I’ve just upgraded to Firefox 3.
It seems to work well, and many of my extensions have survived.
The main casualty seems to be Google Browser Sync which I tend to rely heavily on.
I’ll write more once I’ve had more time to test it out.
There’s an excellent article in The Independent today about transfat.
I knew Denmark had outlawed transfat altogether, but I didn’t realise so few countries had followed suit so far (only Switzerland in Europe).
Also, I didn’t realise the results were so staggering. According to the article, “the rate of heart disease among Danes has dropped by a staggering 40 per cent” since the ban was introduced five years ago.
I think there should be an EU-wide ban, but until that happens, I definitely think Scotland (or the UK if it’s not devolved) should introduce a complete ban, the sooner the better!
Léon has for some time known that dragons and kites are called the same in Danish (en drage).
Today Phyllis decided to test whether he would calque this into English.
She showed him a picture of a kite (knowing that he’s very familiar with dragons already) and asked him what it was:
– What’s that, Léon?
– What’s that?
– What’s it called?
– A flying box? [sounding uncertain]
– Is it a dragon?
– Yes, it’s a dragon! [sounding relieved]
This shows that’s he’s analysed that Danish drage and drage are homonyms, not just senses of the same word, and that he therefore can’t assume that the two drager will be called the same in English.
Also, he’s clearly keeping track of the words he knows in each language, and he won’t just use the Danish word for something when he’s speaking English. He used to do this, but he’s clearly realised that doesn’t work.
The latest opinion polls seem to indicate that the Irish referendum on the Treaty of Lisbon will be very close.
For some reason, most referendums tend to end up with a close result, even if one of the sides is far ahead before the campaigns start.
I’ve been thinking a bit about this, and I think an explanation might be found in the Grice’s conversational maxims.
Basically, the maxims are some rules that form the basic assumptions underlying human communication. The rules are often broken, but not without reason, and breaking them implies a meaning on its own.
In particular, I think the Maxim of Relation (“Be relevant”) is crucial here. In means that one will assume that a question asked is relevant, that is, it is assumed it can be there is more than one possible answer. If the politicians arrange a referendum but say that only voting yes really works and that a no would be a disaster, they break this maxim, which makes people confused and angry and they start thinking they’re being lied to. They might even think the Maxim of Quality (“Be truthful”) is violated, too.

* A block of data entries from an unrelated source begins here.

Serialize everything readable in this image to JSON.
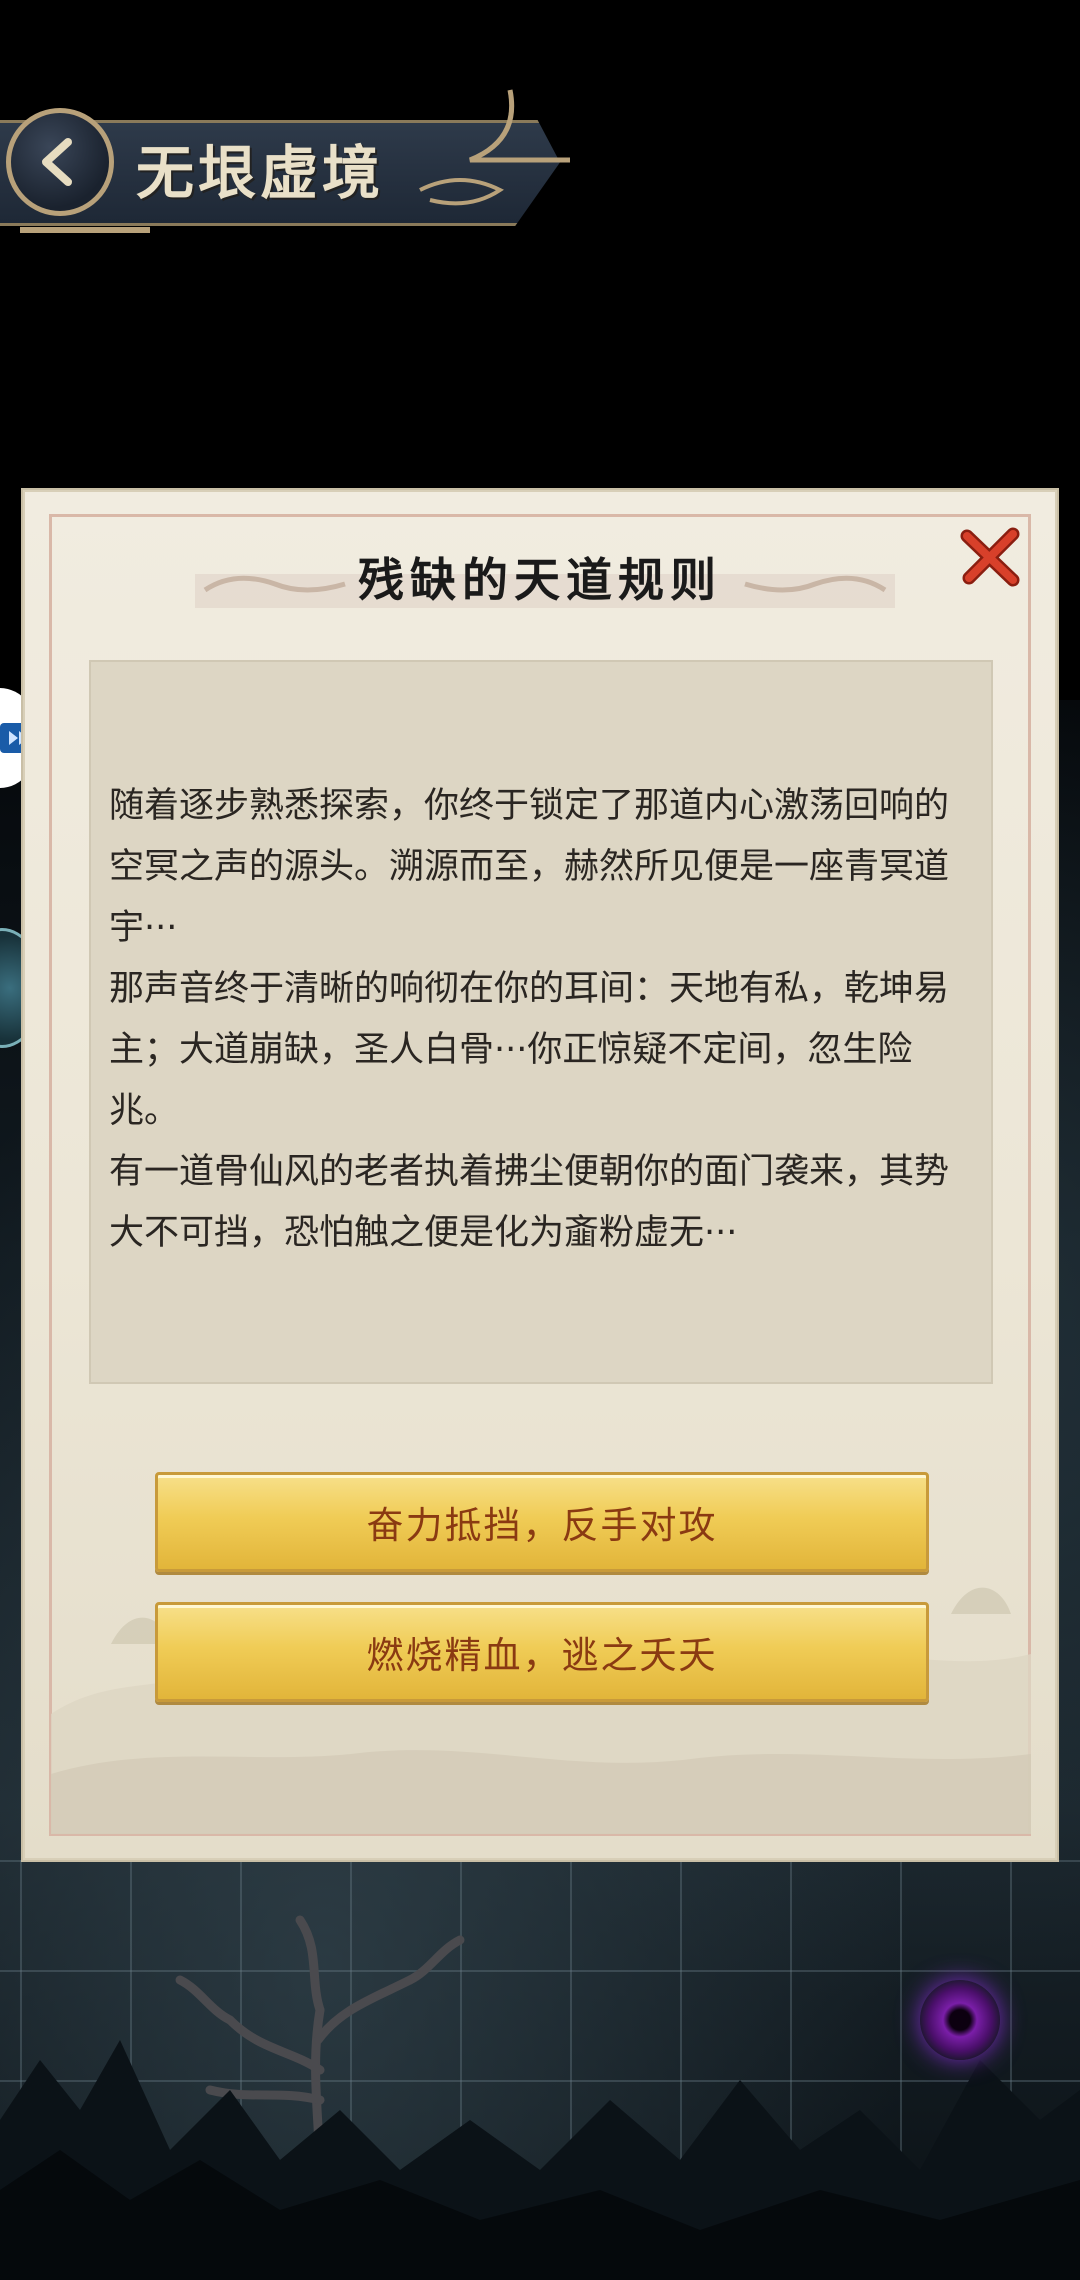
{
  "header": {
    "title": "无垠虚境",
    "back_icon": "chevron-left-icon"
  },
  "modal": {
    "title": "残缺的天道规则",
    "close_icon": "close-icon",
    "paragraphs": [
      "随着逐步熟悉探索，你终于锁定了那道内心激荡回响的空冥之声的源头。溯源而至，赫然所见便是一座青冥道宇···",
      "那声音终于清晰的响彻在你的耳间：天地有私，乾坤易主；大道崩缺，圣人白骨···你正惊疑不定间，忽生险兆。",
      "有一道骨仙风的老者执着拂尘便朝你的面门袭来，其势大不可挡，恐怕触之便是化为齑粉虚无···"
    ],
    "choices": [
      "奋力抵挡，反手对攻",
      "燃烧精血，逃之夭夭"
    ]
  },
  "colors": {
    "choice_text": "#8a3a12",
    "close_x": "#d8402a",
    "modal_bg": "#ece6d6",
    "text_panel_bg": "#ddd6c4"
  }
}
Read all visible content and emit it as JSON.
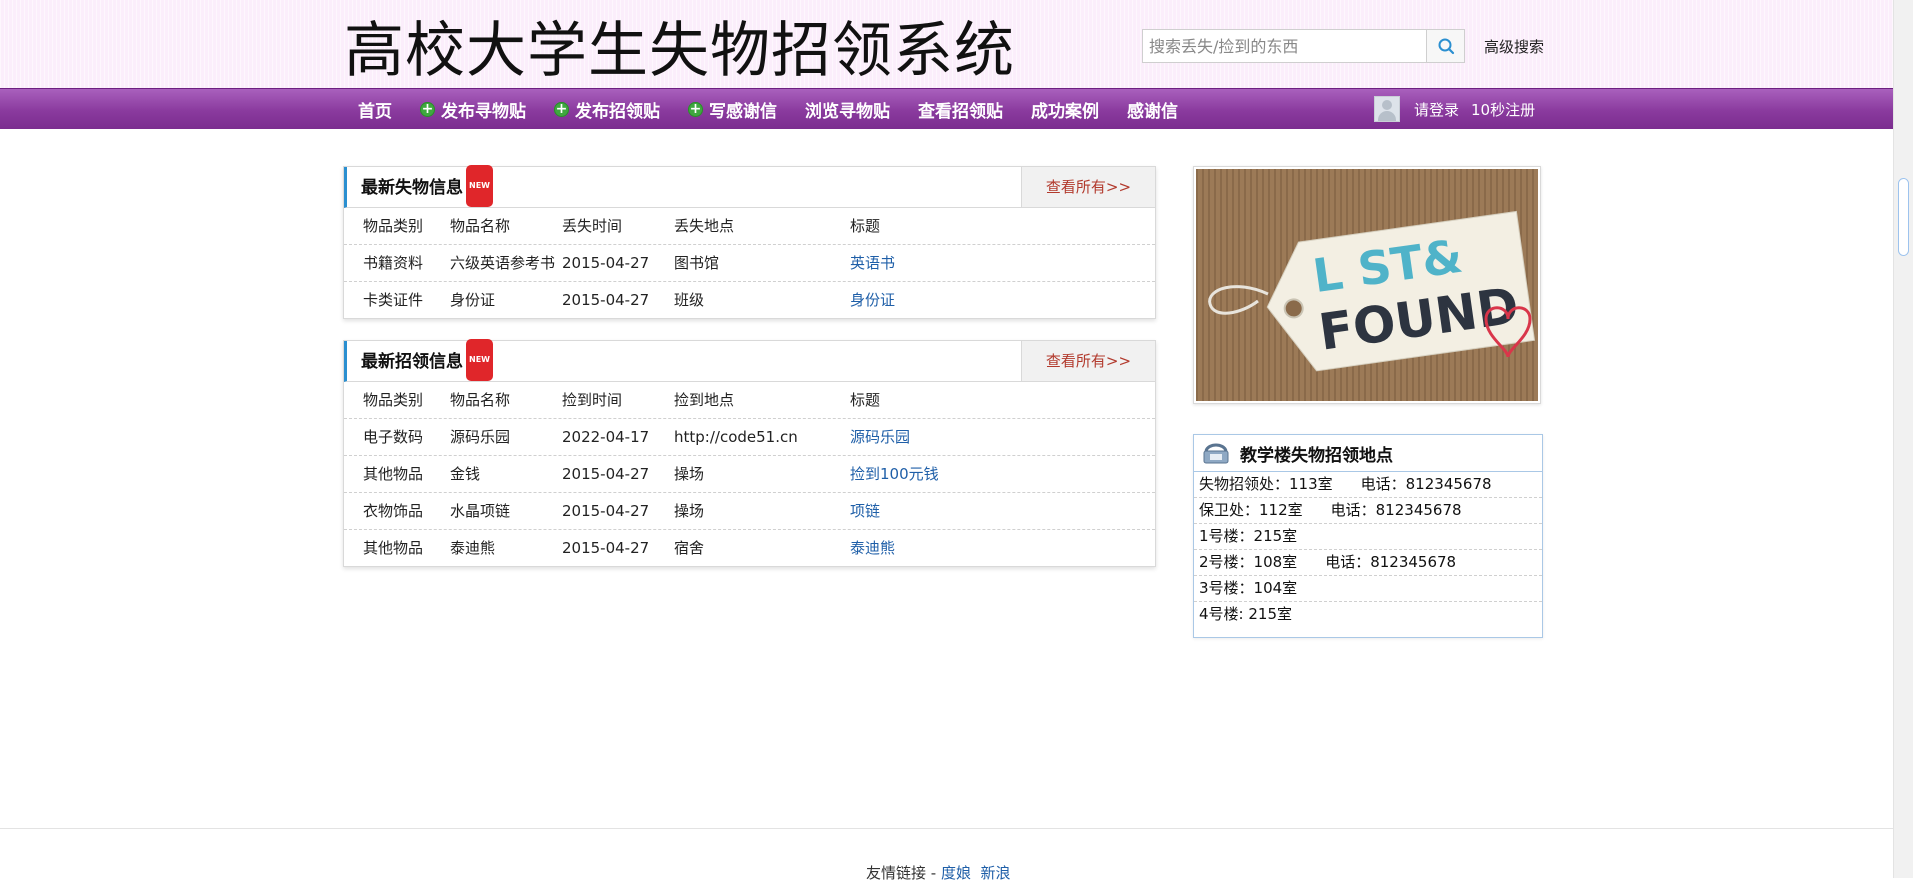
{
  "header": {
    "site_title": "高校大学生失物招领系统",
    "search_placeholder": "搜索丢失/捡到的东西",
    "advanced_search": "高级搜索"
  },
  "nav": {
    "items": [
      {
        "label": "首页",
        "icon": ""
      },
      {
        "label": "发布寻物贴",
        "icon": "plus-icon"
      },
      {
        "label": "发布招领贴",
        "icon": "plus-icon"
      },
      {
        "label": "写感谢信",
        "icon": "plus-icon"
      },
      {
        "label": "浏览寻物贴",
        "icon": ""
      },
      {
        "label": "查看招领贴",
        "icon": ""
      },
      {
        "label": "成功案例",
        "icon": ""
      },
      {
        "label": "感谢信",
        "icon": ""
      }
    ],
    "login": "请登录",
    "register": "10秒注册"
  },
  "lost_panel": {
    "title": "最新失物信息",
    "badge": "NEW",
    "view_all": "查看所有>>",
    "headers": [
      "物品类别",
      "物品名称",
      "丢失时间",
      "丢失地点",
      "标题"
    ],
    "rows": [
      [
        "书籍资料",
        "六级英语参考书",
        "2015-04-27",
        "图书馆",
        "英语书"
      ],
      [
        "卡类证件",
        "身份证",
        "2015-04-27",
        "班级",
        "身份证"
      ]
    ]
  },
  "found_panel": {
    "title": "最新招领信息",
    "badge": "NEW",
    "view_all": "查看所有>>",
    "headers": [
      "物品类别",
      "物品名称",
      "捡到时间",
      "捡到地点",
      "标题"
    ],
    "rows": [
      [
        "电子数码",
        "源码乐园",
        "2022-04-17",
        "http://code51.cn",
        "源码乐园"
      ],
      [
        "其他物品",
        "金钱",
        "2015-04-27",
        "操场",
        "捡到100元钱"
      ],
      [
        "衣物饰品",
        "水晶项链",
        "2015-04-27",
        "操场",
        "项链"
      ],
      [
        "其他物品",
        "泰迪熊",
        "2015-04-27",
        "宿舍",
        "泰迪熊"
      ]
    ]
  },
  "banner": {
    "line1": "L  ST&",
    "line2": "FOUND"
  },
  "locations": {
    "title": "教学楼失物招领地点",
    "items": [
      {
        "place": "失物招领处：113室",
        "phone": "电话：812345678"
      },
      {
        "place": "保卫处：112室",
        "phone": "电话：812345678"
      },
      {
        "place": "1号楼：215室",
        "phone": ""
      },
      {
        "place": "2号楼：108室",
        "phone": "电话：812345678"
      },
      {
        "place": "3号楼：104室",
        "phone": ""
      },
      {
        "place": "4号楼: 215室",
        "phone": ""
      }
    ]
  },
  "footer": {
    "label": "友情链接 - ",
    "links": [
      "度娘",
      "新浪"
    ]
  },
  "colors": {
    "nav_purple": "#8a3a9e",
    "header_bg": "#fbeefb",
    "link_blue": "#1f5fa8",
    "accent_blue": "#2a8fd0"
  }
}
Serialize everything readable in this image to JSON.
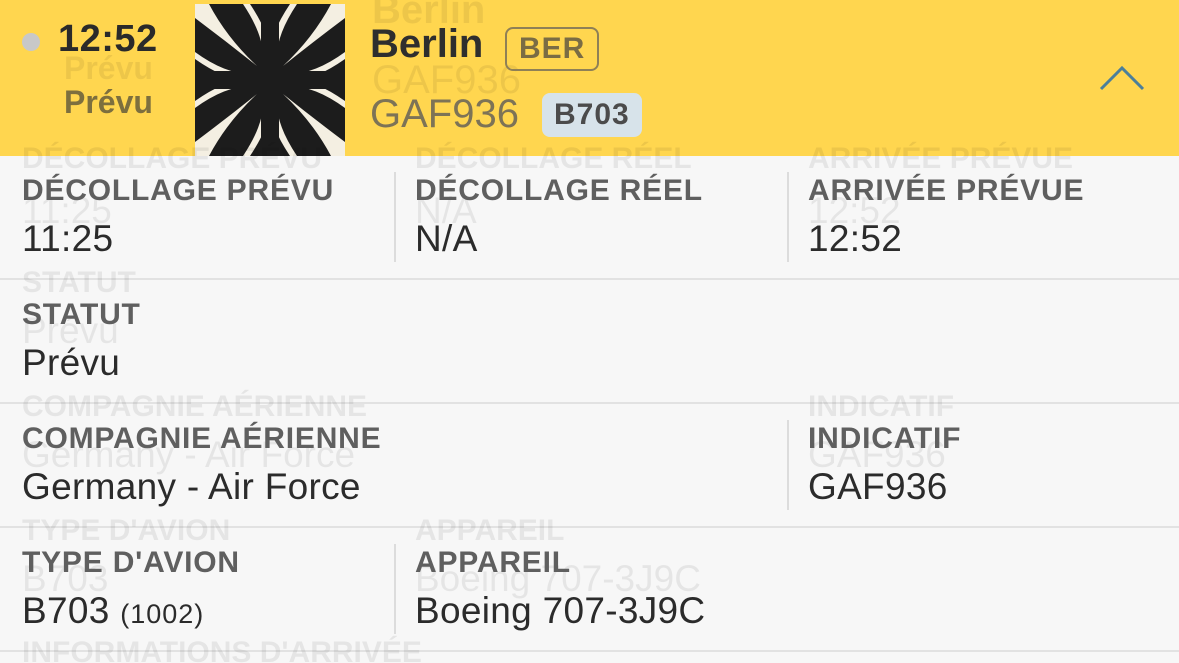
{
  "header": {
    "time": "12:52",
    "status": "Prévu",
    "logo_icon": "balkenkreuz-logo-icon",
    "destination": "Berlin",
    "destination_code": "BER",
    "flight_number": "GAF936",
    "aircraft_code": "B703",
    "collapse_icon": "chevron-up-icon",
    "colors": {
      "background": "#ffd64f",
      "aircraft_badge": "#d7e3ea"
    }
  },
  "details": {
    "scheduled_departure_label": "DÉCOLLAGE PRÉVU",
    "scheduled_departure": "11:25",
    "actual_departure_label": "DÉCOLLAGE RÉEL",
    "actual_departure": "N/A",
    "scheduled_arrival_label": "ARRIVÉE PRÉVUE",
    "scheduled_arrival": "12:52",
    "status_label": "STATUT",
    "status": "Prévu",
    "airline_label": "COMPAGNIE AÉRIENNE",
    "airline": "Germany - Air Force",
    "callsign_label": "INDICATIF",
    "callsign": "GAF936",
    "aircraft_type_label": "TYPE D'AVION",
    "aircraft_type": "B703",
    "aircraft_type_code": "(1002)",
    "aircraft_label": "APPAREIL",
    "aircraft": "Boeing 707-3J9C",
    "arrival_info_label": "INFORMATIONS D'ARRIVÉE"
  }
}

To make it even worse, people tend to say no when they don’t fully understand a question, which is why making people read the whole treaty is normally a winning strategy for the opponents.
Because of all this, I believe referendums only work where politicians are happy to proceed with either outcome. For instance, Scotland can feasibly continue as a part of the UK or become an independent country, so this is a possible topic for a referendum.
On the other hand, saying yes to a complex treaty that is a messy compromise between 27 countries that took years to negotiate is clearly not a good basis for a referendum. If one had wanted one, it should have been held years ago and have been about the negotiation mandate for the Irish government (but that’s of course not what the Irish constitution demands).
Although I would vote yes to the Lisbon Treaty if there were a referendum, I must admit I’m not a great fan of it.
Just like the European Constitution it replaced, it’s full of specific rules accumulated over years that just makes the whole document incomprehensible and unlikely to last very long before amendments are needed.
I firmly believe a constitution should be brief and general, like the US Constitution or the Danish one.
The Economist made a good proposal eight years ago, and although I don’t believe with all the specifics, I agree with its form, scope and length.
I think many voters would understand why it was needed, and it could make it possible to change some of the mechanics (such as voting rules) without having to get unanimous agreement, while still giving all countries a veto right in other areas.
Even in The Telegraph blogs people are now seeing the light.
Fraser Nelson criticises it but a commenter, Oliver Kamm, replies to the rhetorical question about what we would gain:
Increased trade flows, owing to removal of exchange-rate risk in our most important markets; greater foreign investment, for the same reason (in reverse); reduction of vulnerability to economic shocks due to exchange-rate fluctuations (particularly important when the exchange rate is driven by asset-market shocks); the potential for the City to gain still greater importance as a financial centre owing to integration of financial markets; and reduction in influence of some of the nastiest and most xenophobic elements in British public life.
Perhaps more people will start considering it after the summer holidays when they realise how much the pound has dropped in value?
The Telegraph have a pretty grim article about how prices are rising while salaries are staying flat, so that people are able to buy less and less for their salary.
However, they forgot to point out that one of the main reasons for the rising prices is the the collapse in the value of the pound (rivalling Black Wednesday).
As far as I can see, interest rates need to go up to return the pound to an exchange rate of about £2 to €3, and then the UK should join the euro asap to get rid of these horrible exchange rate shocks.